[Data about app and page elements]
============

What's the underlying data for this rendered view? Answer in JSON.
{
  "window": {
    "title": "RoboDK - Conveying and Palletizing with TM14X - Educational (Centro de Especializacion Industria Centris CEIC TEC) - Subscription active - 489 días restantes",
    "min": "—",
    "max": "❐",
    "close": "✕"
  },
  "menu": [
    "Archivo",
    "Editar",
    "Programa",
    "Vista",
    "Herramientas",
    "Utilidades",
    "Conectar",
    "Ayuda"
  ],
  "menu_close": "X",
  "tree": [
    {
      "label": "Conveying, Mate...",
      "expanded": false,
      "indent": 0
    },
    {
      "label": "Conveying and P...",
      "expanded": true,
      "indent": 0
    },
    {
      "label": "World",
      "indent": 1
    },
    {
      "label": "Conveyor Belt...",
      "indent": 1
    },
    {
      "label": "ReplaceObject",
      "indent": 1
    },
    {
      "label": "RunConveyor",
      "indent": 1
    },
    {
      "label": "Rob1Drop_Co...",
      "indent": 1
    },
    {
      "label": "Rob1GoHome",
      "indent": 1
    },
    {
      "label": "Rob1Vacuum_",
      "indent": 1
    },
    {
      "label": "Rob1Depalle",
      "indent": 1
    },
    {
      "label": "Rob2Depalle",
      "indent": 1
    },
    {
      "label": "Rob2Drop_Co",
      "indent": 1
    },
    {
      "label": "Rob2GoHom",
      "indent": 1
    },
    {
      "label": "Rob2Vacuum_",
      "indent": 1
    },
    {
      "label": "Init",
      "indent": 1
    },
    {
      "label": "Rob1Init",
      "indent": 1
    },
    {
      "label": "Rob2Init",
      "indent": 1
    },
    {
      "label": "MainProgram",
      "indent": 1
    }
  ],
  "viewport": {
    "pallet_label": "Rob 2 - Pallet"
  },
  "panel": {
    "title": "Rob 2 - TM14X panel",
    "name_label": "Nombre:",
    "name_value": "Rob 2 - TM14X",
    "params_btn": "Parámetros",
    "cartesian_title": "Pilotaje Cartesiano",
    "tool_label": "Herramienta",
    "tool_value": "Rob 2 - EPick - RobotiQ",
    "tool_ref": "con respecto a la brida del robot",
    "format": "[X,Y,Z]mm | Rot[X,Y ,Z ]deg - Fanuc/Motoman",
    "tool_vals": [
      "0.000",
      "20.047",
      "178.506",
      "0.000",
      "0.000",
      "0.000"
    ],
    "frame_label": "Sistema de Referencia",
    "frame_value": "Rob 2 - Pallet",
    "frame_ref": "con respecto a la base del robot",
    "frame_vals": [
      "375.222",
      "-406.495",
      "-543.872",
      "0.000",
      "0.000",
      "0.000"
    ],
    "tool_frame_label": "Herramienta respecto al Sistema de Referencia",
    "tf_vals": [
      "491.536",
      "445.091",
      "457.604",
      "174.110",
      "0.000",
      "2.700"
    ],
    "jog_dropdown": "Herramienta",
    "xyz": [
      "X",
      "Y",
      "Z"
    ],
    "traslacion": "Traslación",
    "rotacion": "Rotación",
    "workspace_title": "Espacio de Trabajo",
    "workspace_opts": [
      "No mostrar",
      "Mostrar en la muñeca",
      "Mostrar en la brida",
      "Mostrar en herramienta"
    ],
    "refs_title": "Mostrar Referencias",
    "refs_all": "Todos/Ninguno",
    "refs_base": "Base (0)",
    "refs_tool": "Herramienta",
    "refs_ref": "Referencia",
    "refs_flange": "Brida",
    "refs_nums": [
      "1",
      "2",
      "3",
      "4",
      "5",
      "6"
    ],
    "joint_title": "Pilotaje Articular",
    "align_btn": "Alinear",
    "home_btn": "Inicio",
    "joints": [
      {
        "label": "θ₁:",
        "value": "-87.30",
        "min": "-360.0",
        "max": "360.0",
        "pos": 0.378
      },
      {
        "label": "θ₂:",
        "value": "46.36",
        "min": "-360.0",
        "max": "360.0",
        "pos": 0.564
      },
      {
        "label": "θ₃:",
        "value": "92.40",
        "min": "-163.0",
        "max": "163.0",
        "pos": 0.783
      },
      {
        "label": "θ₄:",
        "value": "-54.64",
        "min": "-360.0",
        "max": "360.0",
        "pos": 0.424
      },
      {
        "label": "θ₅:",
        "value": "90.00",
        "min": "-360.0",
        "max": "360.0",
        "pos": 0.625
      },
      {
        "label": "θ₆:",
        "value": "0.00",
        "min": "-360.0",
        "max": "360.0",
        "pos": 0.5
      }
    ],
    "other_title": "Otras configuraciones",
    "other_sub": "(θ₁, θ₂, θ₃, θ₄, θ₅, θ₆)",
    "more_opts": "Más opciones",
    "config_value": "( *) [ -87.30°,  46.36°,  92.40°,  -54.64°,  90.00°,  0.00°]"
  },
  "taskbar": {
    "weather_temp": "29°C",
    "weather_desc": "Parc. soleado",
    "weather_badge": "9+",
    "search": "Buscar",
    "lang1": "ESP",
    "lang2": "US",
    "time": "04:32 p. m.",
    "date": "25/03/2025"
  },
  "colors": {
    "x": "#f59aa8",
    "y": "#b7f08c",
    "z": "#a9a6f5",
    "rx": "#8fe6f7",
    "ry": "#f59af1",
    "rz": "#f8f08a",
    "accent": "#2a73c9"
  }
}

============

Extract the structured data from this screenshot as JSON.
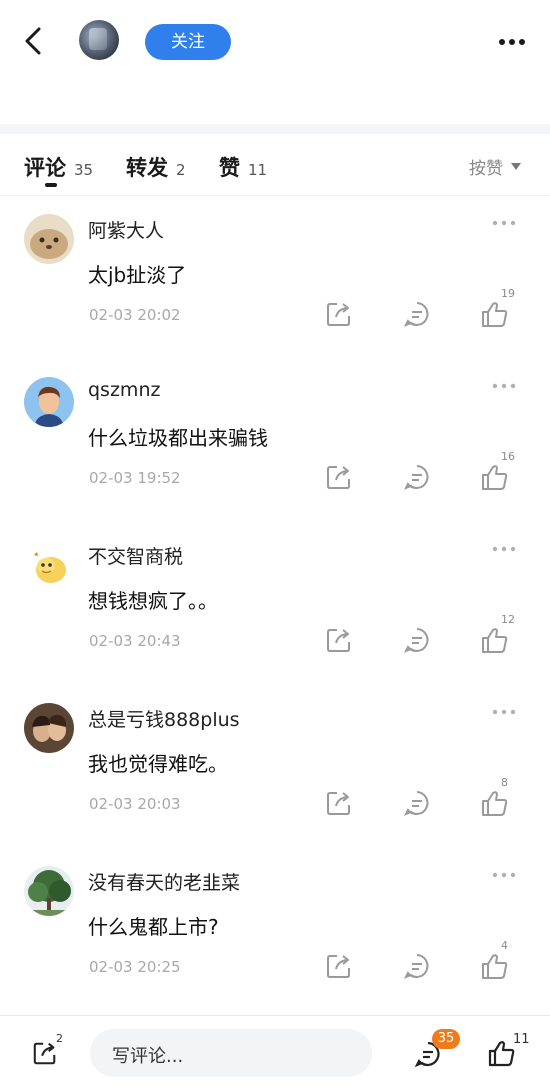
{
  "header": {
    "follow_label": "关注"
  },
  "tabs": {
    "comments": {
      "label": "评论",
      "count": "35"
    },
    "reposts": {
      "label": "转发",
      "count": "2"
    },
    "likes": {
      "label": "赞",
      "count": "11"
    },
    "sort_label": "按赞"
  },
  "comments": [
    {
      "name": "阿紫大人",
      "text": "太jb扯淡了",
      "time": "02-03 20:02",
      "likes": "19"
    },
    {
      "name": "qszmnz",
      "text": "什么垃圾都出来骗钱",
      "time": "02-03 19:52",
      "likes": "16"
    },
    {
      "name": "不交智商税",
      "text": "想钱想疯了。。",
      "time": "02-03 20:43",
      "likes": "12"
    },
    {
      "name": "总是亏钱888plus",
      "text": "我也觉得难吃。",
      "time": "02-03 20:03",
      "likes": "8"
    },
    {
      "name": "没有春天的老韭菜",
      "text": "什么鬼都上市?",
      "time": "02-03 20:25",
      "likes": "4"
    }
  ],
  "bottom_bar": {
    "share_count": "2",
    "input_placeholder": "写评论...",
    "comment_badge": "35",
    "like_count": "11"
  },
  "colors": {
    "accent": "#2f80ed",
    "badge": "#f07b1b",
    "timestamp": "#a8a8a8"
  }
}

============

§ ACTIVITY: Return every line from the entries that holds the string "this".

§ RESULT:
What's the underlying data for this rendered view? Answer in JSON.
Extract the structured data from this screenshot as JSON.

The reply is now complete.